**Work to complete:** Among the lines of the records, please find those that contain the word "JSON" and copy them.
·····
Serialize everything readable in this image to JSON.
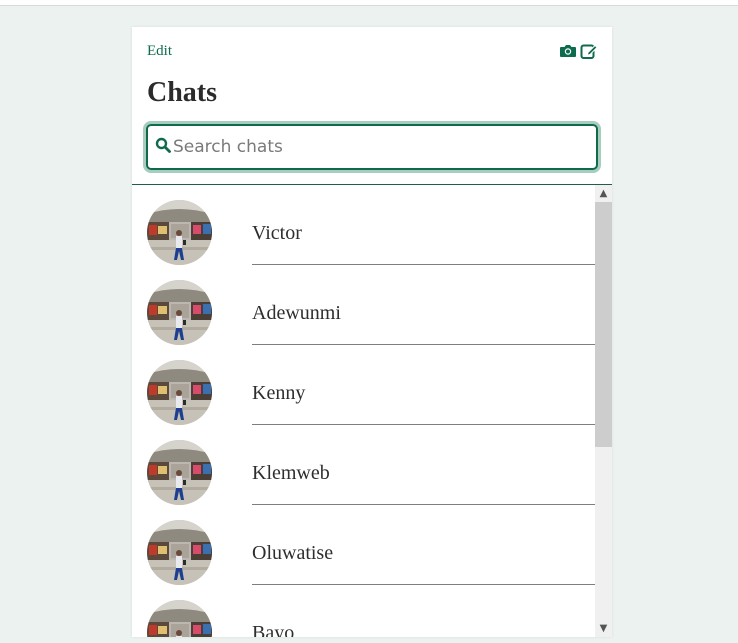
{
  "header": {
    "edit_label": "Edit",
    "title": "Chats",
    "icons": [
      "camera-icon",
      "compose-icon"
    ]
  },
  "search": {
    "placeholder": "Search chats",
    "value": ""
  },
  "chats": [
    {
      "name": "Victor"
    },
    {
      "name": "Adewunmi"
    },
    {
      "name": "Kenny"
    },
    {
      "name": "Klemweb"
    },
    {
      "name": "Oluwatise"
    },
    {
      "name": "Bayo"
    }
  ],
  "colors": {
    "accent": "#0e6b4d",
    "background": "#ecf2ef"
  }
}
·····
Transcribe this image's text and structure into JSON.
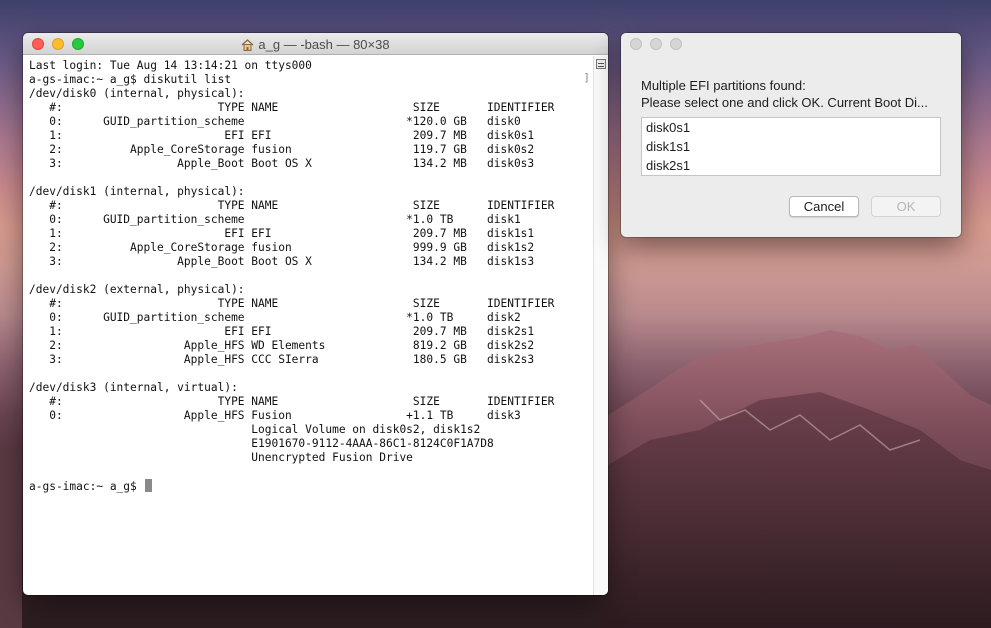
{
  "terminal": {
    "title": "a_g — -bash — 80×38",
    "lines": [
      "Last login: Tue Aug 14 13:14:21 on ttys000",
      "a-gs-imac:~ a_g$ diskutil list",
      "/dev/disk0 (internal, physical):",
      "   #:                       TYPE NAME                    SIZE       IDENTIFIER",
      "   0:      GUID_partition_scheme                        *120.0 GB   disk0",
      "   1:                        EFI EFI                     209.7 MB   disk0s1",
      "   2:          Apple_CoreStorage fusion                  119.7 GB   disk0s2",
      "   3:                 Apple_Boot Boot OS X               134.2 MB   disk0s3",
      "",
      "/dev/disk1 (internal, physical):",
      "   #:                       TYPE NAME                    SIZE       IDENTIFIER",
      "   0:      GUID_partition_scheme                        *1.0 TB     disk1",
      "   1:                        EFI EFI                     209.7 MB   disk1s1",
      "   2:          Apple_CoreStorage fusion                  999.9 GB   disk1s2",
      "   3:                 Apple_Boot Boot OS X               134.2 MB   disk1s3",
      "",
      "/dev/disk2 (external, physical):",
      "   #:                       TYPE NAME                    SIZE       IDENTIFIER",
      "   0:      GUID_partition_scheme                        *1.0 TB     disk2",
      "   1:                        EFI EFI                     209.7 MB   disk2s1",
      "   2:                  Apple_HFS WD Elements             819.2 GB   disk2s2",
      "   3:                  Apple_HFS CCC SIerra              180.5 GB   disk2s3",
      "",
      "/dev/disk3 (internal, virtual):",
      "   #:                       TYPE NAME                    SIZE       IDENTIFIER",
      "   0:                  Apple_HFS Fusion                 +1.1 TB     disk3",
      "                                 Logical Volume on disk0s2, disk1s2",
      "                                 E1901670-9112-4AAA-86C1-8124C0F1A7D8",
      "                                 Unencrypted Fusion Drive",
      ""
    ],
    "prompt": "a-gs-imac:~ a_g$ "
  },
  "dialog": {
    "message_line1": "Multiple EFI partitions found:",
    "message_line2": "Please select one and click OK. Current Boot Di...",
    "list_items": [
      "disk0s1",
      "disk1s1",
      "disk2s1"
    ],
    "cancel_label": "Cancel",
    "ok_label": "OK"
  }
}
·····
**Expected output:**
Serialize everything readable in this image to JSON.
Transcribe this image's text and structure into JSON.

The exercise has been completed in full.